### [Required action]
Would it be possible to reproduce every entry exactly, please?

### [Data to examine]

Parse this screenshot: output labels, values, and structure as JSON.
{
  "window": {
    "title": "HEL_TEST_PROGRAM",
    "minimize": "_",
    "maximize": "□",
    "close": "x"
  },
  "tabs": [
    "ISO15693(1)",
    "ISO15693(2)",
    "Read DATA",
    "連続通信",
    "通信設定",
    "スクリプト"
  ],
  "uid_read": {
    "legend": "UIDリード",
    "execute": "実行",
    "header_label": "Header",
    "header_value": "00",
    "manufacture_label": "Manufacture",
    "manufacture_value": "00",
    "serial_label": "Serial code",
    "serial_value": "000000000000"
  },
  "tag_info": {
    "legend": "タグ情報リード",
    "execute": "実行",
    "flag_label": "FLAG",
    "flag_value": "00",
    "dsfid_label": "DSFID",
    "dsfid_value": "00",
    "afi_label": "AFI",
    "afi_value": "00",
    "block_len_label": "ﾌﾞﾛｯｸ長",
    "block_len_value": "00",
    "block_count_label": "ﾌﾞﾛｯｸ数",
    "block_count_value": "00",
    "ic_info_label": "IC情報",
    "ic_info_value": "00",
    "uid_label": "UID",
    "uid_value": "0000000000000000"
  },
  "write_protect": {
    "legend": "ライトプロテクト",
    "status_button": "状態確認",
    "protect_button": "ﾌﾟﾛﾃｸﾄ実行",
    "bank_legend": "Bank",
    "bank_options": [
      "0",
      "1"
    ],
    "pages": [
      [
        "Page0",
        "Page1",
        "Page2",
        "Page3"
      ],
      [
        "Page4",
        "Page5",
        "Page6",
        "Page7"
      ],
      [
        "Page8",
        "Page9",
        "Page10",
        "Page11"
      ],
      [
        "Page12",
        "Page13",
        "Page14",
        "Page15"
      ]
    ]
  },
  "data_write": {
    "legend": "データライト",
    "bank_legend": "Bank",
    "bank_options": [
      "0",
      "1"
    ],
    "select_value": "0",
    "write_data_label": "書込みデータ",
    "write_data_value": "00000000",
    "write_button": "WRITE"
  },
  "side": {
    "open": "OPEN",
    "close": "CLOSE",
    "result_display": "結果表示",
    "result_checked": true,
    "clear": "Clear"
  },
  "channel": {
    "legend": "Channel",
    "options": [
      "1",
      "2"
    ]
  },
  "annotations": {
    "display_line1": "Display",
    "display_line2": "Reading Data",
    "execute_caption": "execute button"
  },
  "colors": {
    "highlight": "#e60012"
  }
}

### [Result of the task]
Parse this screenshot: output labels, values, and structure as JSON.
{
  "window": {
    "title": "HEL_TEST_PROGRAM",
    "minimize": "_",
    "maximize": "□",
    "close": "x"
  },
  "tabs": [
    "ISO15693(1)",
    "ISO15693(2)",
    "Read DATA",
    "連続通信",
    "通信設定",
    "スクリプト"
  ],
  "uid_read": {
    "legend": "UIDリード",
    "execute": "実行",
    "header_label": "Header",
    "header_value": "00",
    "manufacture_label": "Manufacture",
    "manufacture_value": "00",
    "serial_label": "Serial code",
    "serial_value": "000000000000"
  },
  "tag_info": {
    "legend": "タグ情報リード",
    "execute": "実行",
    "flag_label": "FLAG",
    "flag_value": "00",
    "dsfid_label": "DSFID",
    "dsfid_value": "00",
    "afi_label": "AFI",
    "afi_value": "00",
    "block_len_label": "ﾌﾞﾛｯｸ長",
    "block_len_value": "00",
    "block_count_label": "ﾌﾞﾛｯｸ数",
    "block_count_value": "00",
    "ic_info_label": "IC情報",
    "ic_info_value": "00",
    "uid_label": "UID",
    "uid_value": "0000000000000000"
  },
  "write_protect": {
    "legend": "ライトプロテクト",
    "status_button": "状態確認",
    "protect_button": "ﾌﾟﾛﾃｸﾄ実行",
    "bank_legend": "Bank",
    "bank_options": [
      "0",
      "1"
    ],
    "pages": [
      [
        "Page0",
        "Page1",
        "Page2",
        "Page3"
      ],
      [
        "Page4",
        "Page5",
        "Page6",
        "Page7"
      ],
      [
        "Page8",
        "Page9",
        "Page10",
        "Page11"
      ],
      [
        "Page12",
        "Page13",
        "Page14",
        "Page15"
      ]
    ]
  },
  "data_write": {
    "legend": "データライト",
    "bank_legend": "Bank",
    "bank_options": [
      "0",
      "1"
    ],
    "select_value": "0",
    "write_data_label": "書込みデータ",
    "write_data_value": "00000000",
    "write_button": "WRITE"
  },
  "side": {
    "open": "OPEN",
    "close": "CLOSE",
    "result_display": "結果表示",
    "result_checked": true,
    "clear": "Clear"
  },
  "channel": {
    "legend": "Channel",
    "options": [
      "1",
      "2"
    ]
  },
  "annotations": {
    "display_line1": "Display",
    "display_line2": "Reading Data",
    "execute_caption": "execute button"
  },
  "colors": {
    "highlight": "#e60012"
  }
}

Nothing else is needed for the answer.